When you decide you no longer require your company and decide to wind it up, you can choose to either deregister the company, or to liquidate it.
A deregistration is the cheapest option and is available to a company with no liabilities and assets under $1,000. Whilst it is the cheapest option, it does not provide any protection from any future litigation, as a creditor can quite easily make a request to ASIC to have a company reinstated, which is a reasonably simple procedure.
The alternative can be either be a Members’ Voluntary Liquidation (for companies that are solvent) or a Creditors’ Voluntary Liquidation (for companies that are insolvent). For companies that are solvent and looking to close down, a Members’ Voluntary Liquidation provides a greater level of protection for the Directors, as it is much more difficult to have a liquidated company reinstated to deal with specific legal issues. This may require application being made to the court and significant evidence shown as to why the company should be reinstated.
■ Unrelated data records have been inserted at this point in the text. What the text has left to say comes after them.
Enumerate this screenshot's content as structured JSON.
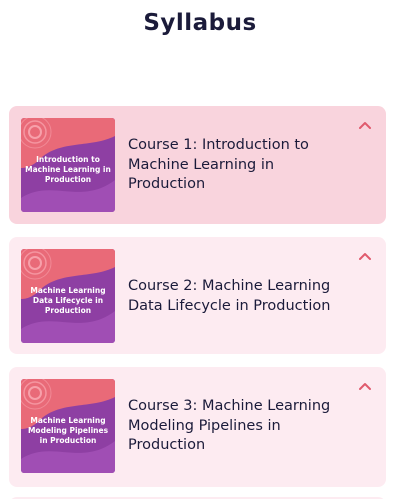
{
  "page": {
    "title": "Syllabus"
  },
  "courses": [
    {
      "title": "Course 1: Introduction to Machine Learning in Production",
      "thumbnail_text": "Introduction to Machine Learning in Production",
      "expanded": true,
      "icon": "chevron-up-icon"
    },
    {
      "title": "Course 2: Machine Learning Data Lifecycle in Production",
      "thumbnail_text": "Machine Learning Data Lifecycle in Production",
      "expanded": true,
      "icon": "chevron-up-icon"
    },
    {
      "title": "Course 3: Machine Learning Modeling Pipelines in Production",
      "thumbnail_text": "Machine Learning Modeling Pipelines in Production",
      "expanded": true,
      "icon": "chevron-up-icon"
    }
  ],
  "colors": {
    "active_card": "#f9d4dd",
    "card": "#fdebf1",
    "accent": "#e05a6d",
    "thumbnail_purple": "#8e3fa3",
    "thumbnail_coral": "#e96a78",
    "title_text": "#1b1b3a"
  }
}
A members’ voluntary liquidation (MVLs) is the only way to fully wind up the affairs of a solvent company. All outstanding creditors are paid in full, and any surplus assets are distributed to its members. A members’ voluntary winding up also protects the members’ interests while the company structure is dismantled.
MVLs can also create some great tax outcomes, enabling shareholders to release retained earnings in the company via methods that utilise Capital Gains Tax concessions that would not have been available if the funds were released prior to liquidation.
Outside of liquidation, these distributions will be fully taxable to members as dividends. However, a liquidator’s distribution is not subject to the ordinary tax provisions dealing with dividends. A liquidator’s distribution is dealt with under specific income tax provisions and the capital gains tax regime. In some circumstances this distinction will provide definite tax advantages for members. Two common situations where members may benefit on liquidation are:
- Shares acquired before 20 September 1985. The principal benefit arises where the company has gains that were realised on the disposal of pre‐CGT assets (ie assets acquired before 20 September 1985). Such gains can be distributed to the relevant members’ tax free, via liquidation.
- A company which has utilised the small business CGT concessions. Often the sale of the business assets may qualify for a 50% CGT exemption if certain criteria are satisfied. If this tax‐free gain is distributed to members in the ordinary course, then it will be fully assessable as a dividend. By contrast, a liquidator is able to preserve a significant proportion of this tax concession for the benefit of members.
Corporate Closure Pty Ltd was incorporated in 1982 with $2 in share capital. Ben and Sarah were allotted one share each which they continue to hold. Ben and Sarah lent $200,000 to the company to acquire a property in 1983. This property was sold recently for $700,000 realising a tax‐free capital gain of $500,000. The company has approximately $500,000 in the bank after repaying the debt to member. Ben and Sarah wish to wind‐up the company.
Option 1‐ Deregistration
The company would need to distribute the cash to Ben and Sarah prior to deregistration. All but $2 of this amount will be assessable as an unfranked dividend. A dividend of $500,000 will be liable for tax of up to $245,000 based on the top marginal tax rate of 49%.
Option 2 – Liquidation
The capital gain may be distributed tax‐free to Ben and Sarah.
If you would like to know more about the Members Voluntary Liquidation process or to find out if this is an appropriate way to wind up your company we invite you to speak with James Brown our Corporate Insolvency specialist.
Contact us on 1300 667 897 to book your free consultation today.